◆ **Assignment**: Write out the records below exactly as they appear, skipping each picture.

Start of Information

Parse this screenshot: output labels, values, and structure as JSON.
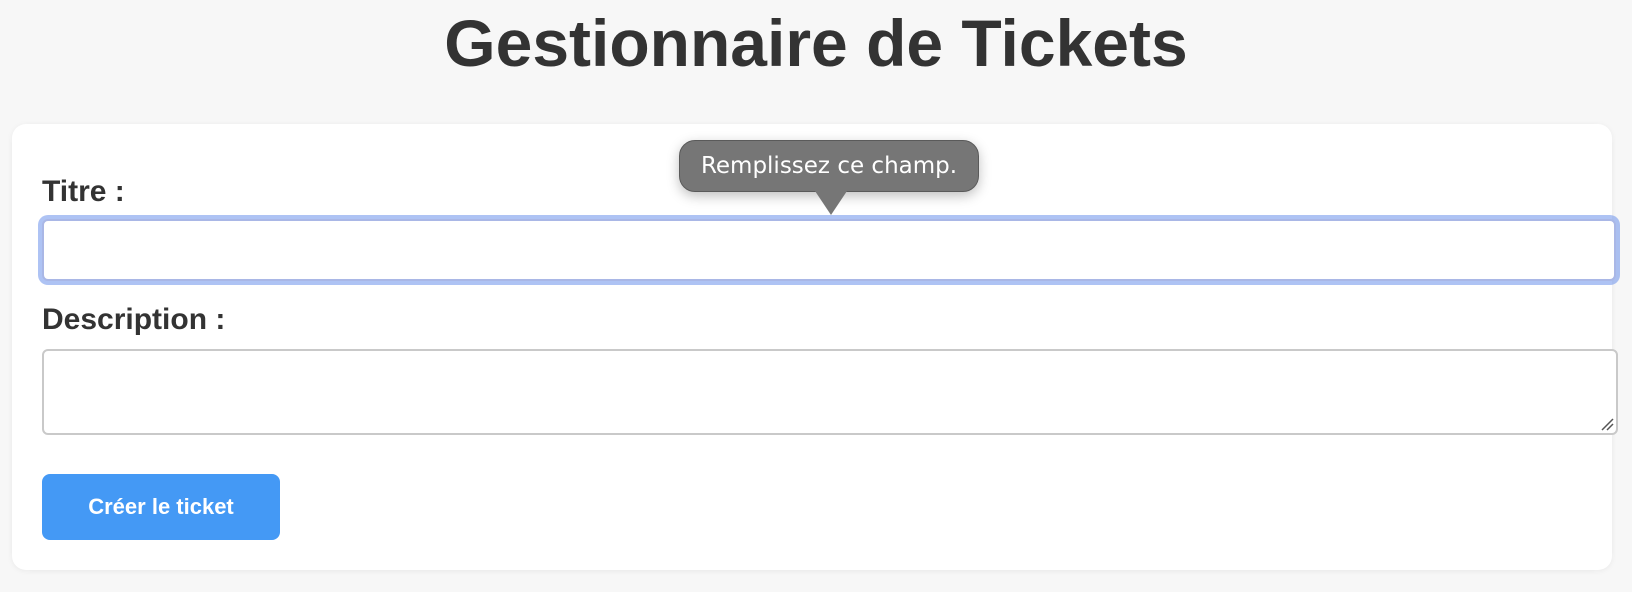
{
  "page": {
    "title": "Gestionnaire de Tickets"
  },
  "form": {
    "title_label": "Titre :",
    "title_value": "",
    "description_label": "Description :",
    "description_value": "",
    "submit_label": "Créer le ticket"
  },
  "validation": {
    "tooltip_message": "Remplissez ce champ."
  },
  "colors": {
    "accent": "#4499f5",
    "focus_ring": "#6c92eb",
    "tooltip_bg": "#767676",
    "text": "#333333",
    "background": "#f7f7f7"
  },
  "icons": {
    "resize": "resize-grip-icon"
  }
}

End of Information

◆ **Answer box**:
Parse this screenshot: output labels, values, and structure as JSON.
{
  "page": {
    "title": "Gestionnaire de Tickets"
  },
  "form": {
    "title_label": "Titre :",
    "title_value": "",
    "description_label": "Description :",
    "description_value": "",
    "submit_label": "Créer le ticket"
  },
  "validation": {
    "tooltip_message": "Remplissez ce champ."
  },
  "colors": {
    "accent": "#4499f5",
    "focus_ring": "#6c92eb",
    "tooltip_bg": "#767676",
    "text": "#333333",
    "background": "#f7f7f7"
  },
  "icons": {
    "resize": "resize-grip-icon"
  }
}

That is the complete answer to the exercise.